Each line of the data must reappear exactly in your answer, with no images included.

START Records to use

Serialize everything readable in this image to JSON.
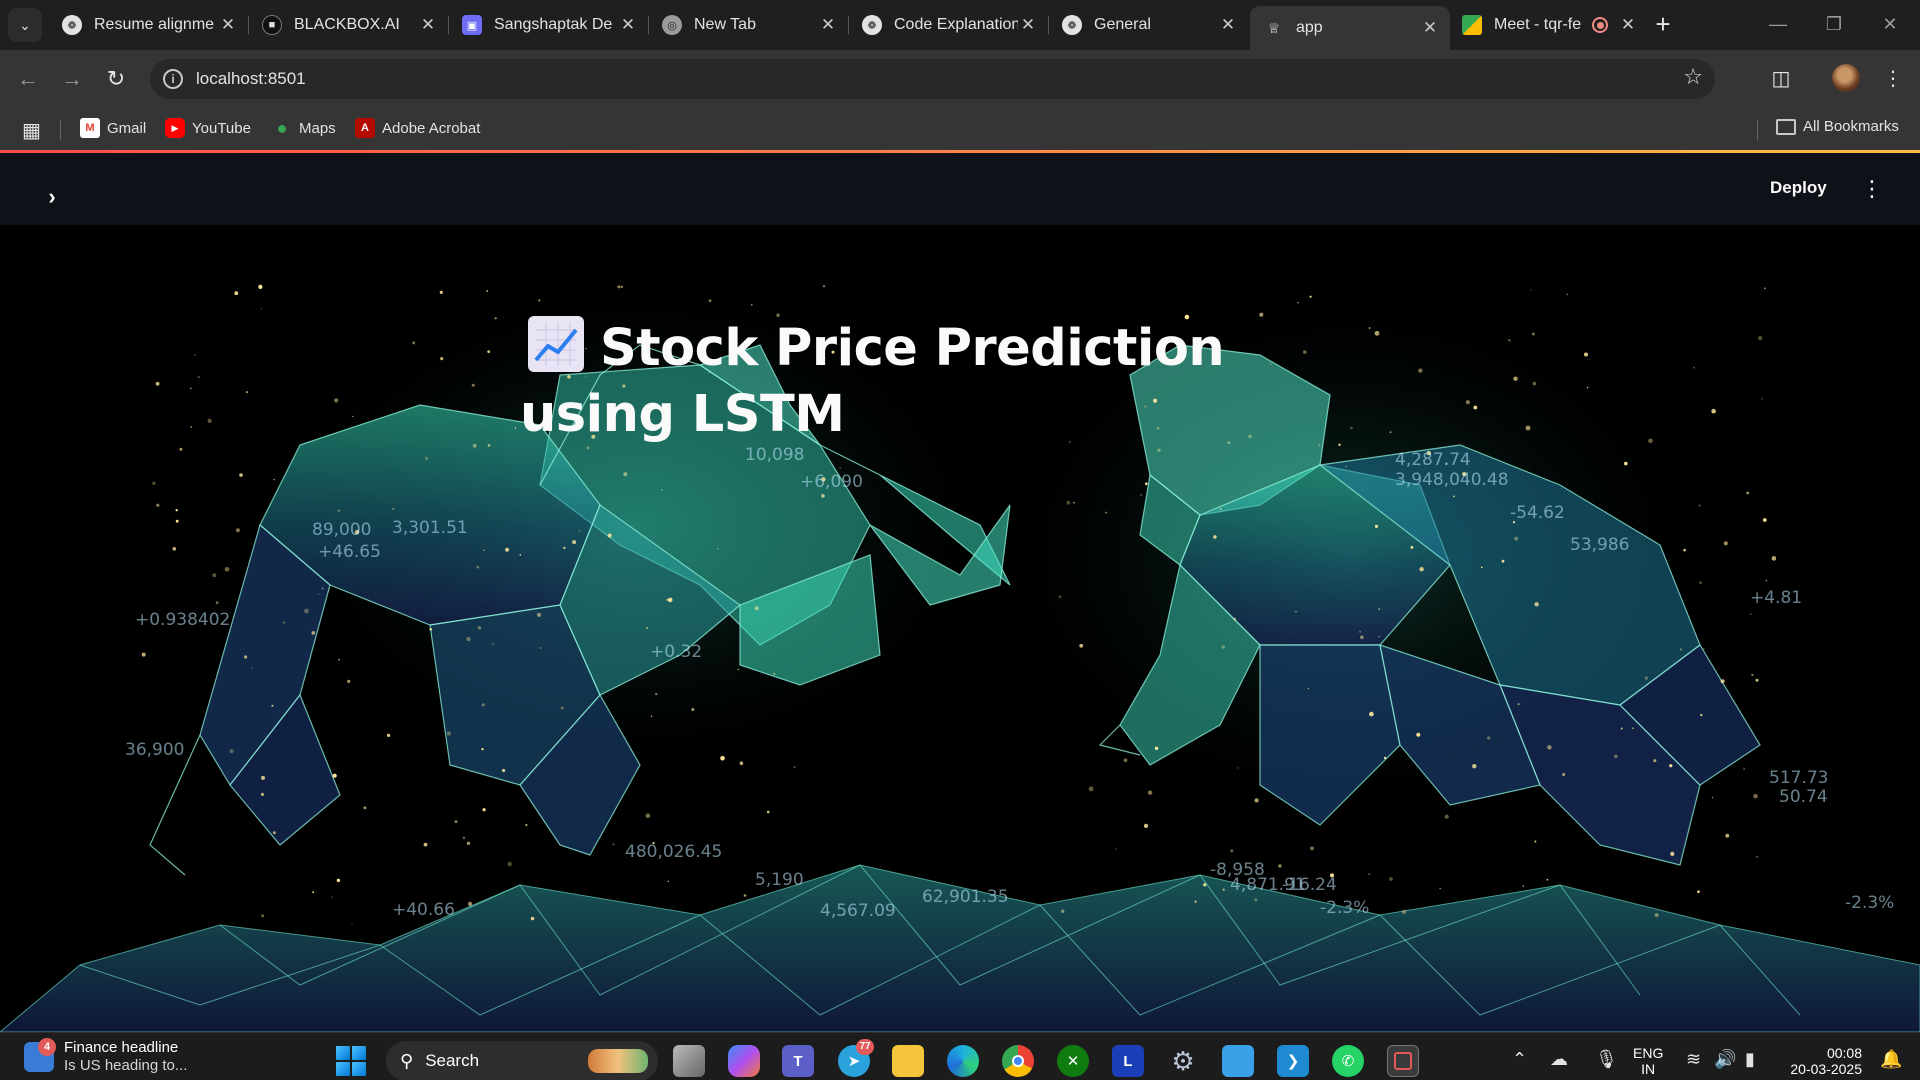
{
  "browser": {
    "tabs": [
      {
        "label": "Resume alignme",
        "icon": "openai-icon"
      },
      {
        "label": "BLACKBOX.AI",
        "icon": "blackbox-icon"
      },
      {
        "label": "Sangshaptak De",
        "icon": "app-icon"
      },
      {
        "label": "New Tab",
        "icon": "globe-icon"
      },
      {
        "label": "Code Explanation",
        "icon": "openai-icon"
      },
      {
        "label": "General",
        "icon": "openai-icon"
      },
      {
        "label": "app",
        "icon": "streamlit-icon",
        "active": true
      },
      {
        "label": "Meet - tqr-fe",
        "icon": "meet-icon",
        "recording": true
      }
    ],
    "url": "localhost:8501",
    "bookmarks": [
      {
        "label": "Gmail",
        "icon": "gmail-icon"
      },
      {
        "label": "YouTube",
        "icon": "youtube-icon"
      },
      {
        "label": "Maps",
        "icon": "maps-icon"
      },
      {
        "label": "Adobe Acrobat",
        "icon": "acrobat-icon"
      }
    ],
    "all_bookmarks": "All Bookmarks"
  },
  "app": {
    "deploy_label": "Deploy",
    "title_emoji": "chart-increasing-emoji",
    "title": "Stock Price Prediction using LSTM",
    "background_numbers": [
      "+0.938402",
      "89,000",
      "+46.65",
      "3,301.51",
      "10,098",
      "+6,090",
      "+0.32",
      "36,900",
      "+40.66",
      "480,026.45",
      "5,190",
      "4,567.09",
      "62,901.35",
      "4,287.74",
      "3,948,040.48",
      "-54.62",
      "53,986",
      "+4.81",
      "-2.3%",
      "-8,958",
      "4,871.91",
      "-16.24",
      "-2.3%",
      "517.73",
      "50.74"
    ],
    "accent_colors": {
      "teal": "#3de0c0",
      "blue": "#2a4fa8",
      "streamlit_red": "#ff4b4b",
      "streamlit_orange": "#ffbd45"
    }
  },
  "taskbar": {
    "widget_badge": "4",
    "widget_title": "Finance headline",
    "widget_sub": "Is US heading to...",
    "search_placeholder": "Search",
    "apps": [
      {
        "name": "task-view",
        "icon": "task-view-icon"
      },
      {
        "name": "copilot",
        "icon": "copilot-icon"
      },
      {
        "name": "teams",
        "icon": "teams-icon"
      },
      {
        "name": "telegram",
        "icon": "telegram-icon",
        "badge": "77"
      },
      {
        "name": "file-explorer",
        "icon": "folder-icon"
      },
      {
        "name": "edge",
        "icon": "edge-icon"
      },
      {
        "name": "chrome",
        "icon": "chrome-icon"
      },
      {
        "name": "xbox",
        "icon": "xbox-icon"
      },
      {
        "name": "l-app",
        "icon": "l-icon",
        "letter": "L"
      },
      {
        "name": "settings",
        "icon": "gear-icon"
      },
      {
        "name": "remote-desktop",
        "icon": "monitor-icon"
      },
      {
        "name": "vscode",
        "icon": "vscode-icon"
      },
      {
        "name": "whatsapp",
        "icon": "whatsapp-icon"
      },
      {
        "name": "snipping-tool",
        "icon": "snipping-icon"
      }
    ],
    "lang_top": "ENG",
    "lang_bottom": "IN",
    "time": "00:08",
    "date": "20-03-2025"
  }
}
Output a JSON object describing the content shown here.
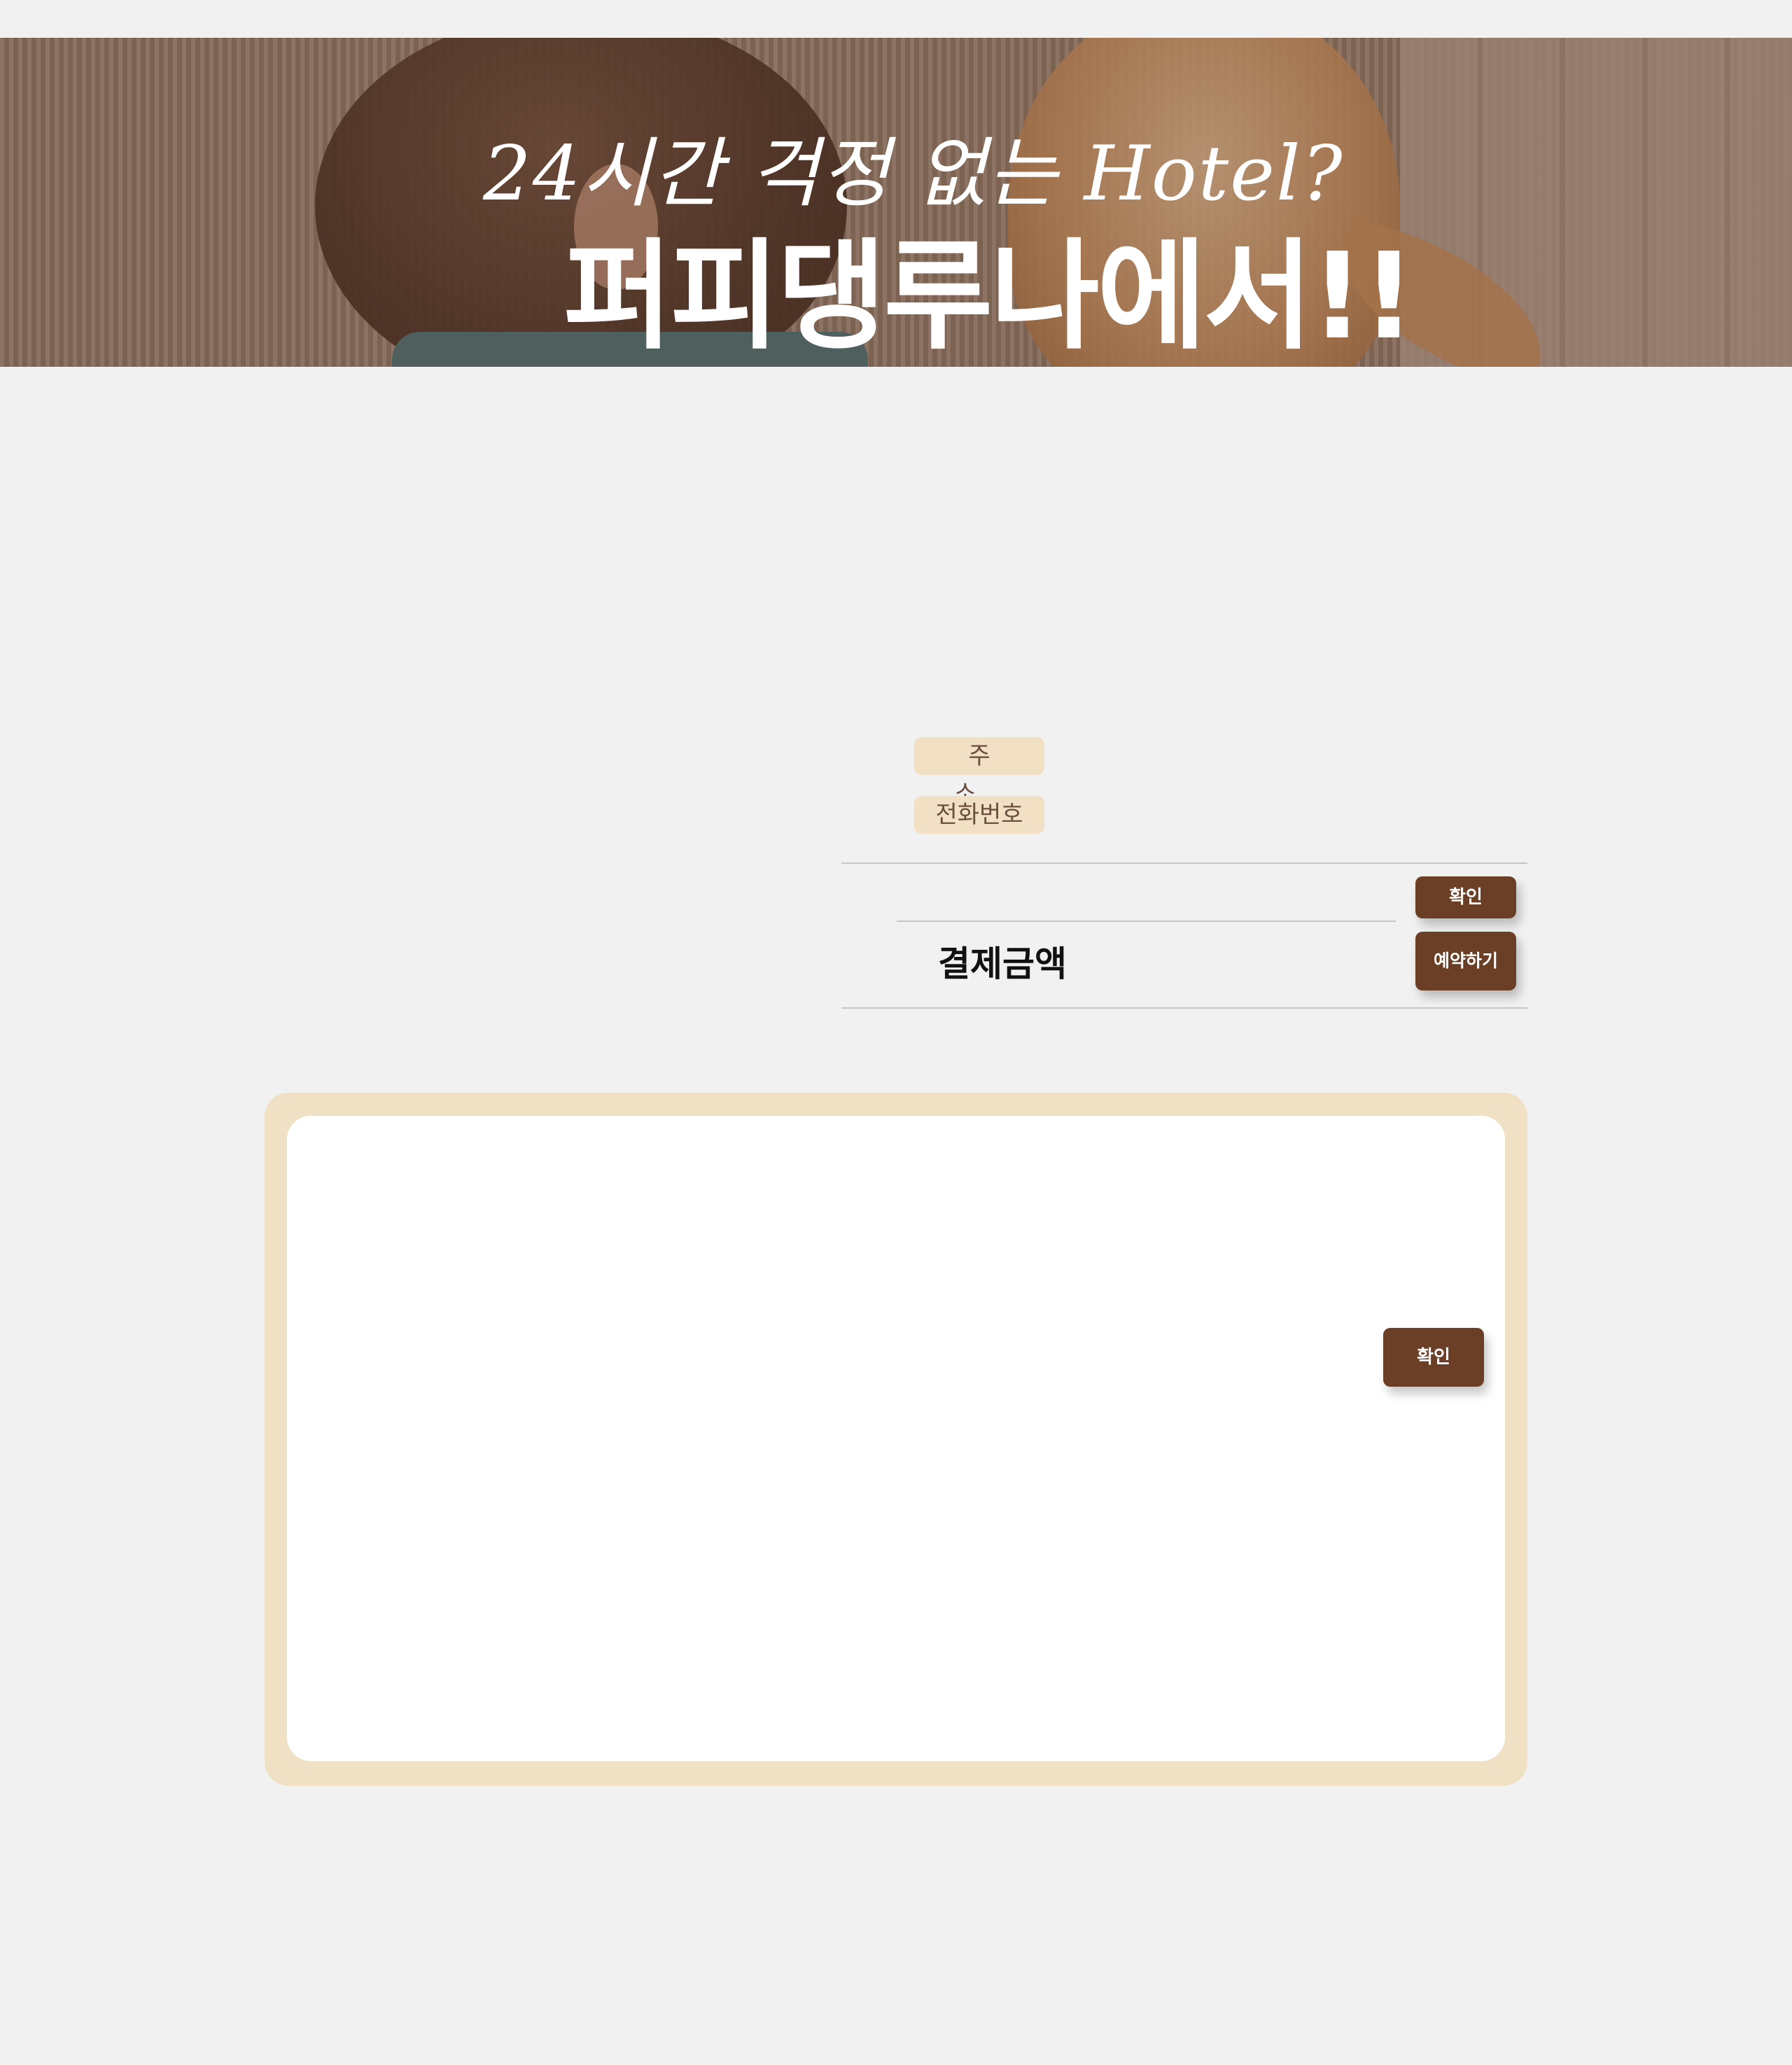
{
  "hero": {
    "subtitle": "24시간 걱정 없는 Hotel?",
    "title": "퍼피댕루나에서!!"
  },
  "info": {
    "address_label": "주 소",
    "phone_label": "전화번호"
  },
  "actions": {
    "confirm_label": "확인",
    "reserve_label": "예약하기"
  },
  "payment": {
    "label": "결제금액"
  },
  "modal": {
    "confirm_label": "확인"
  },
  "colors": {
    "page_background": "#f1f1f1",
    "tag_background": "#f2e0c5",
    "button_brown": "#6b3f25",
    "modal_frame": "#f0e0c4"
  }
}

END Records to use

The completed task -
Serialize everything readable in this image to JSON.
{
  "browser": {
    "tabs": [
      {
        "label": "Resume alignme",
        "icon": "openai-icon"
      },
      {
        "label": "BLACKBOX.AI",
        "icon": "blackbox-icon"
      },
      {
        "label": "Sangshaptak De",
        "icon": "app-icon"
      },
      {
        "label": "New Tab",
        "icon": "globe-icon"
      },
      {
        "label": "Code Explanation",
        "icon": "openai-icon"
      },
      {
        "label": "General",
        "icon": "openai-icon"
      },
      {
        "label": "app",
        "icon": "streamlit-icon",
        "active": true
      },
      {
        "label": "Meet - tqr-fe",
        "icon": "meet-icon",
        "recording": true
      }
    ],
    "url": "localhost:8501",
    "bookmarks": [
      {
        "label": "Gmail",
        "icon": "gmail-icon"
      },
      {
        "label": "YouTube",
        "icon": "youtube-icon"
      },
      {
        "label": "Maps",
        "icon": "maps-icon"
      },
      {
        "label": "Adobe Acrobat",
        "icon": "acrobat-icon"
      }
    ],
    "all_bookmarks": "All Bookmarks"
  },
  "app": {
    "deploy_label": "Deploy",
    "title_emoji": "chart-increasing-emoji",
    "title": "Stock Price Prediction using LSTM",
    "background_numbers": [
      "+0.938402",
      "89,000",
      "+46.65",
      "3,301.51",
      "10,098",
      "+6,090",
      "+0.32",
      "36,900",
      "+40.66",
      "480,026.45",
      "5,190",
      "4,567.09",
      "62,901.35",
      "4,287.74",
      "3,948,040.48",
      "-54.62",
      "53,986",
      "+4.81",
      "-2.3%",
      "-8,958",
      "4,871.91",
      "-16.24",
      "-2.3%",
      "517.73",
      "50.74"
    ],
    "accent_colors": {
      "teal": "#3de0c0",
      "blue": "#2a4fa8",
      "streamlit_red": "#ff4b4b",
      "streamlit_orange": "#ffbd45"
    }
  },
  "taskbar": {
    "widget_badge": "4",
    "widget_title": "Finance headline",
    "widget_sub": "Is US heading to...",
    "search_placeholder": "Search",
    "apps": [
      {
        "name": "task-view",
        "icon": "task-view-icon"
      },
      {
        "name": "copilot",
        "icon": "copilot-icon"
      },
      {
        "name": "teams",
        "icon": "teams-icon"
      },
      {
        "name": "telegram",
        "icon": "telegram-icon",
        "badge": "77"
      },
      {
        "name": "file-explorer",
        "icon": "folder-icon"
      },
      {
        "name": "edge",
        "icon": "edge-icon"
      },
      {
        "name": "chrome",
        "icon": "chrome-icon"
      },
      {
        "name": "xbox",
        "icon": "xbox-icon"
      },
      {
        "name": "l-app",
        "icon": "l-icon",
        "letter": "L"
      },
      {
        "name": "settings",
        "icon": "gear-icon"
      },
      {
        "name": "remote-desktop",
        "icon": "monitor-icon"
      },
      {
        "name": "vscode",
        "icon": "vscode-icon"
      },
      {
        "name": "whatsapp",
        "icon": "whatsapp-icon"
      },
      {
        "name": "snipping-tool",
        "icon": "snipping-icon"
      }
    ],
    "lang_top": "ENG",
    "lang_bottom": "IN",
    "time": "00:08",
    "date": "20-03-2025"
  }
}
Output a JSON object describing the content shown here.
{
  "hero": {
    "subtitle": "24시간 걱정 없는 Hotel?",
    "title": "퍼피댕루나에서!!"
  },
  "info": {
    "address_label": "주 소",
    "phone_label": "전화번호"
  },
  "actions": {
    "confirm_label": "확인",
    "reserve_label": "예약하기"
  },
  "payment": {
    "label": "결제금액"
  },
  "modal": {
    "confirm_label": "확인"
  },
  "colors": {
    "page_background": "#f1f1f1",
    "tag_background": "#f2e0c5",
    "button_brown": "#6b3f25",
    "modal_frame": "#f0e0c4"
  }
}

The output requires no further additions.